Another nail in the sailing world’s coffin
Published on January 29th, 2020
Ben Barger, who was the U.S. windsurfing representative at the 2008 Olympics, once compared his event to the marathon. Due to unrestricted sail pumping, he found the exertion and recovery to be extreme.
Assisting at World Cup Series Miami 2020, Chicago Yacht Club’s On-the-Water Director Jay Kehoe referred to RS:X Olympic equipment as windwhakers. “Off the start line, with all the pumping, the snapping of the sail creates this ‘whack-whack-whack’ sound.”
To watch the video from the RS:X Men Medal Race in Miami: click here.
Bruce Matlack was the first US National and World Windsurfer Champion, so he has been witness to windsurfing for a very long time. Now 76 years old and still going strong, he shares his view of free-pumping:
Back in 1979, Paul Henderson wrote an excellent article exposing this kinetics disease with reference to the 470 class. In 2006, I felt so strongly about this developing curse, that I made pumping illegal in the class rules of the new Kona windsurfing class.
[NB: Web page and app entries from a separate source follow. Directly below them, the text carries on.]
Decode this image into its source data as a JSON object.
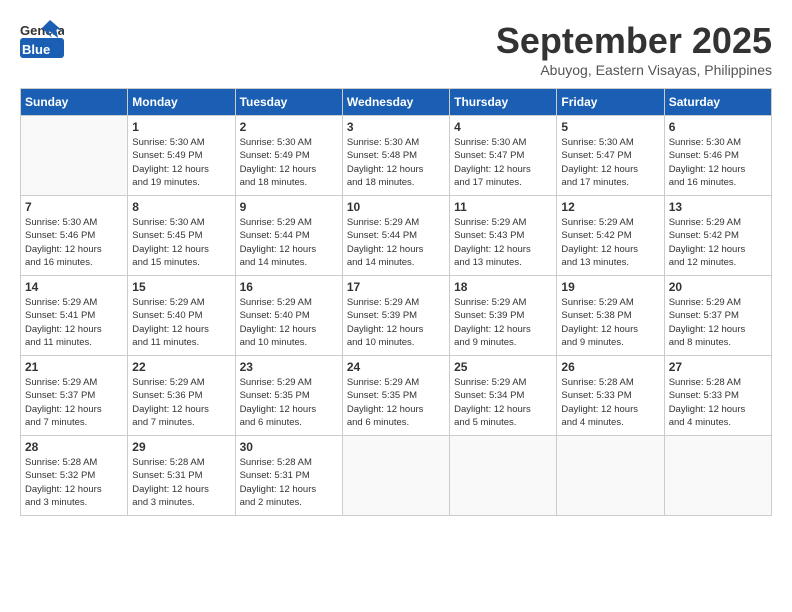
{
  "header": {
    "logo_general": "General",
    "logo_blue": "Blue",
    "month": "September 2025",
    "location": "Abuyog, Eastern Visayas, Philippines"
  },
  "days_of_week": [
    "Sunday",
    "Monday",
    "Tuesday",
    "Wednesday",
    "Thursday",
    "Friday",
    "Saturday"
  ],
  "weeks": [
    [
      {
        "day": "",
        "info": ""
      },
      {
        "day": "1",
        "info": "Sunrise: 5:30 AM\nSunset: 5:49 PM\nDaylight: 12 hours\nand 19 minutes."
      },
      {
        "day": "2",
        "info": "Sunrise: 5:30 AM\nSunset: 5:49 PM\nDaylight: 12 hours\nand 18 minutes."
      },
      {
        "day": "3",
        "info": "Sunrise: 5:30 AM\nSunset: 5:48 PM\nDaylight: 12 hours\nand 18 minutes."
      },
      {
        "day": "4",
        "info": "Sunrise: 5:30 AM\nSunset: 5:47 PM\nDaylight: 12 hours\nand 17 minutes."
      },
      {
        "day": "5",
        "info": "Sunrise: 5:30 AM\nSunset: 5:47 PM\nDaylight: 12 hours\nand 17 minutes."
      },
      {
        "day": "6",
        "info": "Sunrise: 5:30 AM\nSunset: 5:46 PM\nDaylight: 12 hours\nand 16 minutes."
      }
    ],
    [
      {
        "day": "7",
        "info": "Sunrise: 5:30 AM\nSunset: 5:46 PM\nDaylight: 12 hours\nand 16 minutes."
      },
      {
        "day": "8",
        "info": "Sunrise: 5:30 AM\nSunset: 5:45 PM\nDaylight: 12 hours\nand 15 minutes."
      },
      {
        "day": "9",
        "info": "Sunrise: 5:29 AM\nSunset: 5:44 PM\nDaylight: 12 hours\nand 14 minutes."
      },
      {
        "day": "10",
        "info": "Sunrise: 5:29 AM\nSunset: 5:44 PM\nDaylight: 12 hours\nand 14 minutes."
      },
      {
        "day": "11",
        "info": "Sunrise: 5:29 AM\nSunset: 5:43 PM\nDaylight: 12 hours\nand 13 minutes."
      },
      {
        "day": "12",
        "info": "Sunrise: 5:29 AM\nSunset: 5:42 PM\nDaylight: 12 hours\nand 13 minutes."
      },
      {
        "day": "13",
        "info": "Sunrise: 5:29 AM\nSunset: 5:42 PM\nDaylight: 12 hours\nand 12 minutes."
      }
    ],
    [
      {
        "day": "14",
        "info": "Sunrise: 5:29 AM\nSunset: 5:41 PM\nDaylight: 12 hours\nand 11 minutes."
      },
      {
        "day": "15",
        "info": "Sunrise: 5:29 AM\nSunset: 5:40 PM\nDaylight: 12 hours\nand 11 minutes."
      },
      {
        "day": "16",
        "info": "Sunrise: 5:29 AM\nSunset: 5:40 PM\nDaylight: 12 hours\nand 10 minutes."
      },
      {
        "day": "17",
        "info": "Sunrise: 5:29 AM\nSunset: 5:39 PM\nDaylight: 12 hours\nand 10 minutes."
      },
      {
        "day": "18",
        "info": "Sunrise: 5:29 AM\nSunset: 5:39 PM\nDaylight: 12 hours\nand 9 minutes."
      },
      {
        "day": "19",
        "info": "Sunrise: 5:29 AM\nSunset: 5:38 PM\nDaylight: 12 hours\nand 9 minutes."
      },
      {
        "day": "20",
        "info": "Sunrise: 5:29 AM\nSunset: 5:37 PM\nDaylight: 12 hours\nand 8 minutes."
      }
    ],
    [
      {
        "day": "21",
        "info": "Sunrise: 5:29 AM\nSunset: 5:37 PM\nDaylight: 12 hours\nand 7 minutes."
      },
      {
        "day": "22",
        "info": "Sunrise: 5:29 AM\nSunset: 5:36 PM\nDaylight: 12 hours\nand 7 minutes."
      },
      {
        "day": "23",
        "info": "Sunrise: 5:29 AM\nSunset: 5:35 PM\nDaylight: 12 hours\nand 6 minutes."
      },
      {
        "day": "24",
        "info": "Sunrise: 5:29 AM\nSunset: 5:35 PM\nDaylight: 12 hours\nand 6 minutes."
      },
      {
        "day": "25",
        "info": "Sunrise: 5:29 AM\nSunset: 5:34 PM\nDaylight: 12 hours\nand 5 minutes."
      },
      {
        "day": "26",
        "info": "Sunrise: 5:28 AM\nSunset: 5:33 PM\nDaylight: 12 hours\nand 4 minutes."
      },
      {
        "day": "27",
        "info": "Sunrise: 5:28 AM\nSunset: 5:33 PM\nDaylight: 12 hours\nand 4 minutes."
      }
    ],
    [
      {
        "day": "28",
        "info": "Sunrise: 5:28 AM\nSunset: 5:32 PM\nDaylight: 12 hours\nand 3 minutes."
      },
      {
        "day": "29",
        "info": "Sunrise: 5:28 AM\nSunset: 5:31 PM\nDaylight: 12 hours\nand 3 minutes."
      },
      {
        "day": "30",
        "info": "Sunrise: 5:28 AM\nSunset: 5:31 PM\nDaylight: 12 hours\nand 2 minutes."
      },
      {
        "day": "",
        "info": ""
      },
      {
        "day": "",
        "info": ""
      },
      {
        "day": "",
        "info": ""
      },
      {
        "day": "",
        "info": ""
      }
    ]
  ]
}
We were model successful in North American racing but less so in international events with even more on-course judges present. The top 15% “over there” cheated whenever the backs of these judges were turned. It has been discouraging. No longer is our game controlled by the ethics of competitors. The new unspoken rule is, “Hey, if you can get away with it, do it!”
Recently the original Windsurfer was reborn as the Windsurfer LT Class, and despite my best efforts, the Class Association decided that pumping would be allowed for up to 30 seconds after the start and unlimited downwind. The Class President explained, “We’ve been unable to control it, so this is the working compromised system.”
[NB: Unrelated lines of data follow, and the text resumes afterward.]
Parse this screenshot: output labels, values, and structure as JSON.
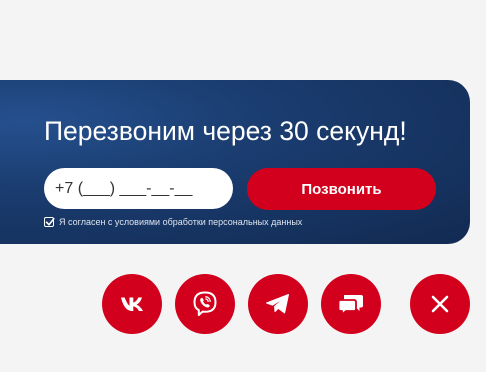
{
  "callback": {
    "title": "Перезвоним через 30 секунд!",
    "phone_placeholder": "+7 (___) ___-__-__",
    "phone_value": "",
    "call_button_label": "Позвонить",
    "consent_label": "Я согласен с условиями обработки персональных данных",
    "consent_checked": true
  },
  "social": [
    {
      "name": "vk",
      "icon": "vk-icon"
    },
    {
      "name": "viber",
      "icon": "viber-icon"
    },
    {
      "name": "telegram",
      "icon": "telegram-icon"
    },
    {
      "name": "chat",
      "icon": "chat-bubbles-icon"
    }
  ],
  "close": {
    "icon": "close-icon"
  },
  "colors": {
    "page_background": "#f4f4f4",
    "panel_background": "#1a3c6f",
    "accent_red": "#d2001c",
    "text_white": "#ffffff"
  }
}
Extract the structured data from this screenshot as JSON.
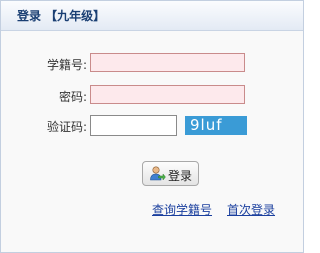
{
  "header": {
    "title": "登录 【九年级】"
  },
  "form": {
    "student_id_label": "学籍号:",
    "student_id_value": "",
    "password_label": "密码:",
    "password_value": "",
    "captcha_label": "验证码:",
    "captcha_value": "",
    "captcha_text": "9luf"
  },
  "actions": {
    "login_label": "登录",
    "query_link": "查询学籍号",
    "first_login_link": "首次登录"
  },
  "colors": {
    "header_text": "#1a3f73",
    "link": "#1a3f9e",
    "captcha_bg": "#3a9bd6",
    "field_bg": "#fde9ec",
    "field_border": "#c98b8b"
  }
}
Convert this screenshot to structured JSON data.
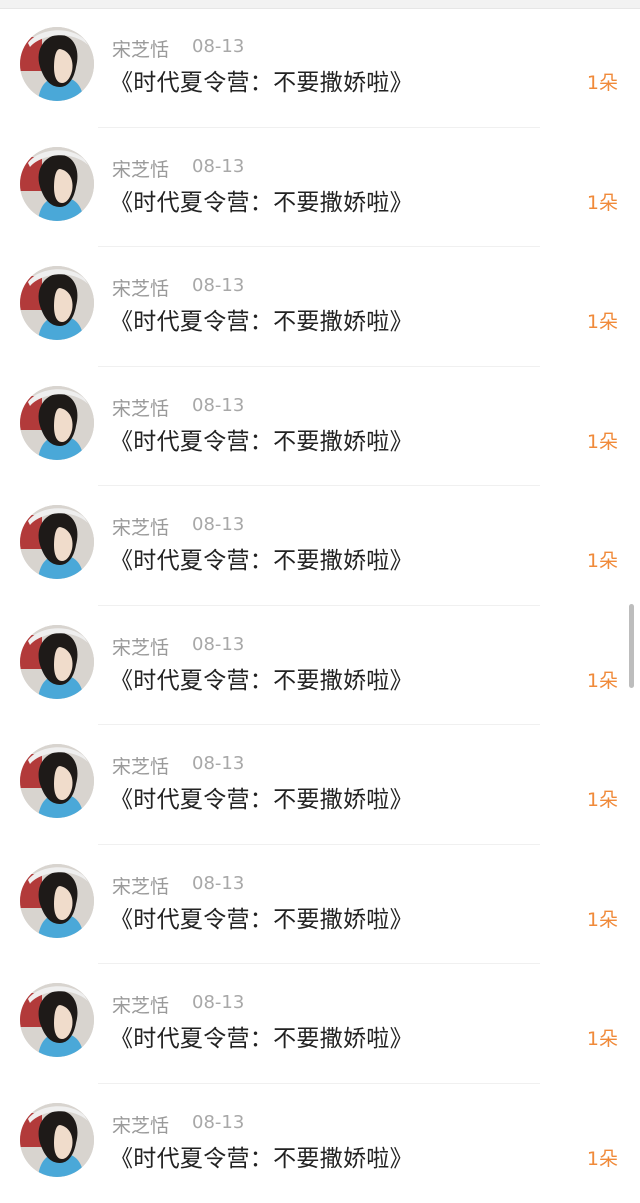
{
  "colors": {
    "name_text": "#9a9a9a",
    "date_text": "#a8a8a8",
    "content_text": "#222222",
    "count_accent": "#f08a3a",
    "scrollbar": "#bdbdbd"
  },
  "list": {
    "items": [
      {
        "name": "宋芝恬",
        "date": "08-13",
        "content": "《时代夏令营：不要撒娇啦》",
        "count": "1朵",
        "avatar_icon": "user-avatar-icon"
      },
      {
        "name": "宋芝恬",
        "date": "08-13",
        "content": "《时代夏令营：不要撒娇啦》",
        "count": "1朵",
        "avatar_icon": "user-avatar-icon"
      },
      {
        "name": "宋芝恬",
        "date": "08-13",
        "content": "《时代夏令营：不要撒娇啦》",
        "count": "1朵",
        "avatar_icon": "user-avatar-icon"
      },
      {
        "name": "宋芝恬",
        "date": "08-13",
        "content": "《时代夏令营：不要撒娇啦》",
        "count": "1朵",
        "avatar_icon": "user-avatar-icon"
      },
      {
        "name": "宋芝恬",
        "date": "08-13",
        "content": "《时代夏令营：不要撒娇啦》",
        "count": "1朵",
        "avatar_icon": "user-avatar-icon"
      },
      {
        "name": "宋芝恬",
        "date": "08-13",
        "content": "《时代夏令营：不要撒娇啦》",
        "count": "1朵",
        "avatar_icon": "user-avatar-icon"
      },
      {
        "name": "宋芝恬",
        "date": "08-13",
        "content": "《时代夏令营：不要撒娇啦》",
        "count": "1朵",
        "avatar_icon": "user-avatar-icon"
      },
      {
        "name": "宋芝恬",
        "date": "08-13",
        "content": "《时代夏令营：不要撒娇啦》",
        "count": "1朵",
        "avatar_icon": "user-avatar-icon"
      },
      {
        "name": "宋芝恬",
        "date": "08-13",
        "content": "《时代夏令营：不要撒娇啦》",
        "count": "1朵",
        "avatar_icon": "user-avatar-icon"
      },
      {
        "name": "宋芝恬",
        "date": "08-13",
        "content": "《时代夏令营：不要撒娇啦》",
        "count": "1朵",
        "avatar_icon": "user-avatar-icon"
      }
    ]
  }
}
In my opinion, that is total B.S. The true answer, I believe, is “We don’t want to control it.” So, sailboat racing has evolved into soccer. Sportsmanship on the field, or on the water, is mostly controlled now by umpires with their yellow and red flags waving in the major championships.
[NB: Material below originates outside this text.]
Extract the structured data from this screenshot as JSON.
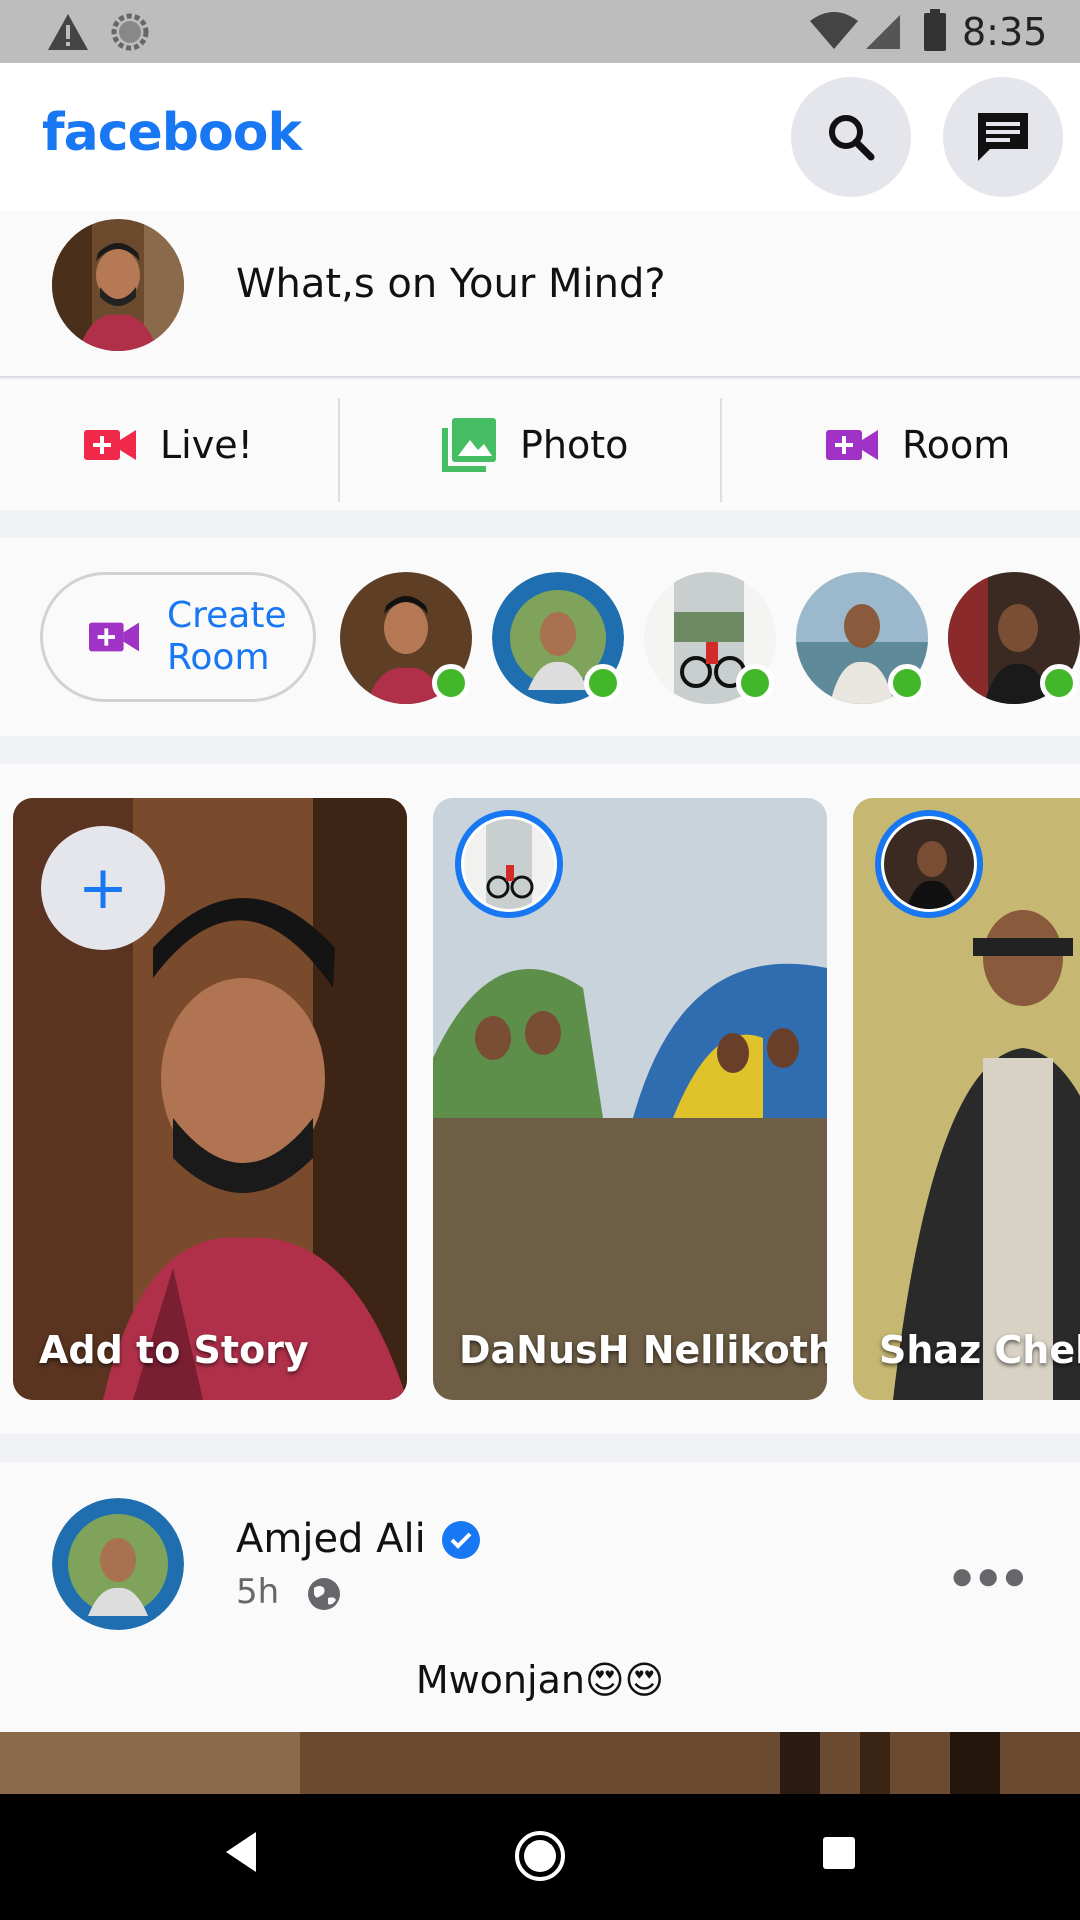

The natural progression in sailing is how a class decides to eliminate all or part of Rule 42 (Propulsion Rule). While this might be fine at the elite level, it is a participation killer further downstream, and is just another nail in the sailing world’s coffin.
By the way, the Windsurfer LT Class in North America has agreed to honor Rule 42 as it is written in the Racing Rules of Sailing, as we have in the Kona Class for 14 years. For anyone interested in joining these two classes, rest assured it is about sailing and not sail pumping.